Dataset extract section start

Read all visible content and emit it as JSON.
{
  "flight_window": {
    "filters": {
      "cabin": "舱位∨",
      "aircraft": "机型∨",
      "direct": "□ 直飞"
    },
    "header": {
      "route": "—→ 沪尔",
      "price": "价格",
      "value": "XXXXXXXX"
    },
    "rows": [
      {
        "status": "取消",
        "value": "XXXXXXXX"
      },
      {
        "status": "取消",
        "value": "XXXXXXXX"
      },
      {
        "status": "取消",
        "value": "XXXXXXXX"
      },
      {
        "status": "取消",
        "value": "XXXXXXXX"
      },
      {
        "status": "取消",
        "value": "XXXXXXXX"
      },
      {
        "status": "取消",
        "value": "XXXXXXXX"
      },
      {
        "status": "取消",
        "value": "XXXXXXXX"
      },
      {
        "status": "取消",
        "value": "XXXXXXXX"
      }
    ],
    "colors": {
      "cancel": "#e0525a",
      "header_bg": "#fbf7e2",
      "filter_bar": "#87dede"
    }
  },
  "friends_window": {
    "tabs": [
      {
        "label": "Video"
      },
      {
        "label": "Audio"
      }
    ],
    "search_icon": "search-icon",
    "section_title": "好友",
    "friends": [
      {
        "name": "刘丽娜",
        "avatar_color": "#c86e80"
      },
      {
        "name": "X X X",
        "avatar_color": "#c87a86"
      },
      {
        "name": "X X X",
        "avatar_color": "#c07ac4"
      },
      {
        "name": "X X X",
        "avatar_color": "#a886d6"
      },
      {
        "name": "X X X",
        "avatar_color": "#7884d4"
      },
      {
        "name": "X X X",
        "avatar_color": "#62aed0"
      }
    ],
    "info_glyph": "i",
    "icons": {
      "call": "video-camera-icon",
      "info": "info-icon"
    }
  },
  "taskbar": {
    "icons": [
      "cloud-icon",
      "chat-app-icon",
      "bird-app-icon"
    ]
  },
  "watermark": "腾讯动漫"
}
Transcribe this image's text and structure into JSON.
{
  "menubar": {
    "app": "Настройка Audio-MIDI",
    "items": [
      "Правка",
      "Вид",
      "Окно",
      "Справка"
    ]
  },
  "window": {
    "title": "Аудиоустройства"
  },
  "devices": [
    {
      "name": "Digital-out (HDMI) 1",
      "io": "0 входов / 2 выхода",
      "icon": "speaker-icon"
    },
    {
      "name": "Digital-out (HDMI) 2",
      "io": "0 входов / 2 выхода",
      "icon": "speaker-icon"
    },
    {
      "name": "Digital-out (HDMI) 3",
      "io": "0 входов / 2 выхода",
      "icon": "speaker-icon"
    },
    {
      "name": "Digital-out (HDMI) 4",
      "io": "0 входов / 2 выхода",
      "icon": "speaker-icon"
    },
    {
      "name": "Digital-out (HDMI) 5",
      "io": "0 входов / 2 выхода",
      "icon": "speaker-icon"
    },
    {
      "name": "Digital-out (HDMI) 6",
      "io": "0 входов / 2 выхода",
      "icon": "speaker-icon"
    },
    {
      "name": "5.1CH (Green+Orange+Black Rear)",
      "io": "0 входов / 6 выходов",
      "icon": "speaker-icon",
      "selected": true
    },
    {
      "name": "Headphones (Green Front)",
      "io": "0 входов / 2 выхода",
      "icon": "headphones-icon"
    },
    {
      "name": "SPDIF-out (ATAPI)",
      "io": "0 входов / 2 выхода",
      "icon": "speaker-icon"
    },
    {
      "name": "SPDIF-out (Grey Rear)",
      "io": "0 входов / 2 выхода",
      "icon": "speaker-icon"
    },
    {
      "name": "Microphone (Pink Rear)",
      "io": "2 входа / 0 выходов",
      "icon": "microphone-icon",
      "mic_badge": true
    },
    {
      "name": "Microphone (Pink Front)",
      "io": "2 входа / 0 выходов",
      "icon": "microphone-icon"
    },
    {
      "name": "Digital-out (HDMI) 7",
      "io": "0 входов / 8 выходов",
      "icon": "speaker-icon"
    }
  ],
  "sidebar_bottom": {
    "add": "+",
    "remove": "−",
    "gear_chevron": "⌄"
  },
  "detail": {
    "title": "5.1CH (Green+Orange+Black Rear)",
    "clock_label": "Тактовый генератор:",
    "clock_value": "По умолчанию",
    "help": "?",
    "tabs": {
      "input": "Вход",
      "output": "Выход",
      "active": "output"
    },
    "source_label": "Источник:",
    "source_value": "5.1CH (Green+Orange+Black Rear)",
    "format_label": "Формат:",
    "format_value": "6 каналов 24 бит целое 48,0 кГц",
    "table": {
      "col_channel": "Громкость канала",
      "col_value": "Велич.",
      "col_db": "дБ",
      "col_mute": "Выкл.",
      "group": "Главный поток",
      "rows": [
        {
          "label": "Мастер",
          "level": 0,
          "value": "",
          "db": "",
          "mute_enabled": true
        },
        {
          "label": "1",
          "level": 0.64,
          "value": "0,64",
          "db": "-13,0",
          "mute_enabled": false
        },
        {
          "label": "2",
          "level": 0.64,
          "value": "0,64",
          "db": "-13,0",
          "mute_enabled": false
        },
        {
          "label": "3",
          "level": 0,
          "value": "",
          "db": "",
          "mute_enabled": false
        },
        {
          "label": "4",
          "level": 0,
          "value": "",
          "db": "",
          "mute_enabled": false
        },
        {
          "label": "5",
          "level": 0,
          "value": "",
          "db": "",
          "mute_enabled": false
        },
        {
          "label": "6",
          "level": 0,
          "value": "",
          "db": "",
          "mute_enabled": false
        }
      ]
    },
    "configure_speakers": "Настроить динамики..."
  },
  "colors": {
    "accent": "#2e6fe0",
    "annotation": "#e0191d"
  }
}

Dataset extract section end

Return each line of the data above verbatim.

Read all visible content and emit it as JSON.
{
  "flight_window": {
    "filters": {
      "cabin": "舱位∨",
      "aircraft": "机型∨",
      "direct": "□ 直飞"
    },
    "header": {
      "route": "—→ 沪尔",
      "price": "价格",
      "value": "XXXXXXXX"
    },
    "rows": [
      {
        "status": "取消",
        "value": "XXXXXXXX"
      },
      {
        "status": "取消",
        "value": "XXXXXXXX"
      },
      {
        "status": "取消",
        "value": "XXXXXXXX"
      },
      {
        "status": "取消",
        "value": "XXXXXXXX"
      },
      {
        "status": "取消",
        "value": "XXXXXXXX"
      },
      {
        "status": "取消",
        "value": "XXXXXXXX"
      },
      {
        "status": "取消",
        "value": "XXXXXXXX"
      },
      {
        "status": "取消",
        "value": "XXXXXXXX"
      }
    ],
    "colors": {
      "cancel": "#e0525a",
      "header_bg": "#fbf7e2",
      "filter_bar": "#87dede"
    }
  },
  "friends_window": {
    "tabs": [
      {
        "label": "Video"
      },
      {
        "label": "Audio"
      }
    ],
    "search_icon": "search-icon",
    "section_title": "好友",
    "friends": [
      {
        "name": "刘丽娜",
        "avatar_color": "#c86e80"
      },
      {
        "name": "X X X",
        "avatar_color": "#c87a86"
      },
      {
        "name": "X X X",
        "avatar_color": "#c07ac4"
      },
      {
        "name": "X X X",
        "avatar_color": "#a886d6"
      },
      {
        "name": "X X X",
        "avatar_color": "#7884d4"
      },
      {
        "name": "X X X",
        "avatar_color": "#62aed0"
      }
    ],
    "info_glyph": "i",
    "icons": {
      "call": "video-camera-icon",
      "info": "info-icon"
    }
  },
  "taskbar": {
    "icons": [
      "cloud-icon",
      "chat-app-icon",
      "bird-app-icon"
    ]
  },
  "watermark": "腾讯动漫"
}
Transcribe this image's text and structure into JSON.
{
  "menubar": {
    "app": "Настройка Audio-MIDI",
    "items": [
      "Правка",
      "Вид",
      "Окно",
      "Справка"
    ]
  },
  "window": {
    "title": "Аудиоустройства"
  },
  "devices": [
    {
      "name": "Digital-out (HDMI) 1",
      "io": "0 входов / 2 выхода",
      "icon": "speaker-icon"
    },
    {
      "name": "Digital-out (HDMI) 2",
      "io": "0 входов / 2 выхода",
      "icon": "speaker-icon"
    },
    {
      "name": "Digital-out (HDMI) 3",
      "io": "0 входов / 2 выхода",
      "icon": "speaker-icon"
    },
    {
      "name": "Digital-out (HDMI) 4",
      "io": "0 входов / 2 выхода",
      "icon": "speaker-icon"
    },
    {
      "name": "Digital-out (HDMI) 5",
      "io": "0 входов / 2 выхода",
      "icon": "speaker-icon"
    },
    {
      "name": "Digital-out (HDMI) 6",
      "io": "0 входов / 2 выхода",
      "icon": "speaker-icon"
    },
    {
      "name": "5.1CH (Green+Orange+Black Rear)",
      "io": "0 входов / 6 выходов",
      "icon": "speaker-icon",
      "selected": true
    },
    {
      "name": "Headphones (Green Front)",
      "io": "0 входов / 2 выхода",
      "icon": "headphones-icon"
    },
    {
      "name": "SPDIF-out (ATAPI)",
      "io": "0 входов / 2 выхода",
      "icon": "speaker-icon"
    },
    {
      "name": "SPDIF-out (Grey Rear)",
      "io": "0 входов / 2 выхода",
      "icon": "speaker-icon"
    },
    {
      "name": "Microphone (Pink Rear)",
      "io": "2 входа / 0 выходов",
      "icon": "microphone-icon",
      "mic_badge": true
    },
    {
      "name": "Microphone (Pink Front)",
      "io": "2 входа / 0 выходов",
      "icon": "microphone-icon"
    },
    {
      "name": "Digital-out (HDMI) 7",
      "io": "0 входов / 8 выходов",
      "icon": "speaker-icon"
    }
  ],
  "sidebar_bottom": {
    "add": "+",
    "remove": "−",
    "gear_chevron": "⌄"
  },
  "detail": {
    "title": "5.1CH (Green+Orange+Black Rear)",
    "clock_label": "Тактовый генератор:",
    "clock_value": "По умолчанию",
    "help": "?",
    "tabs": {
      "input": "Вход",
      "output": "Выход",
      "active": "output"
    },
    "source_label": "Источник:",
    "source_value": "5.1CH (Green+Orange+Black Rear)",
    "format_label": "Формат:",
    "format_value": "6 каналов 24 бит целое 48,0 кГц",
    "table": {
      "col_channel": "Громкость канала",
      "col_value": "Велич.",
      "col_db": "дБ",
      "col_mute": "Выкл.",
      "group": "Главный поток",
      "rows": [
        {
          "label": "Мастер",
          "level": 0,
          "value": "",
          "db": "",
          "mute_enabled": true
        },
        {
          "label": "1",
          "level": 0.64,
          "value": "0,64",
          "db": "-13,0",
          "mute_enabled": false
        },
        {
          "label": "2",
          "level": 0.64,
          "value": "0,64",
          "db": "-13,0",
          "mute_enabled": false
        },
        {
          "label": "3",
          "level": 0,
          "value": "",
          "db": "",
          "mute_enabled": false
        },
        {
          "label": "4",
          "level": 0,
          "value": "",
          "db": "",
          "mute_enabled": false
        },
        {
          "label": "5",
          "level": 0,
          "value": "",
          "db": "",
          "mute_enabled": false
        },
        {
          "label": "6",
          "level": 0,
          "value": "",
          "db": "",
          "mute_enabled": false
        }
      ]
    },
    "configure_speakers": "Настроить динамики..."
  },
  "colors": {
    "accent": "#2e6fe0",
    "annotation": "#e0191d"
  }
}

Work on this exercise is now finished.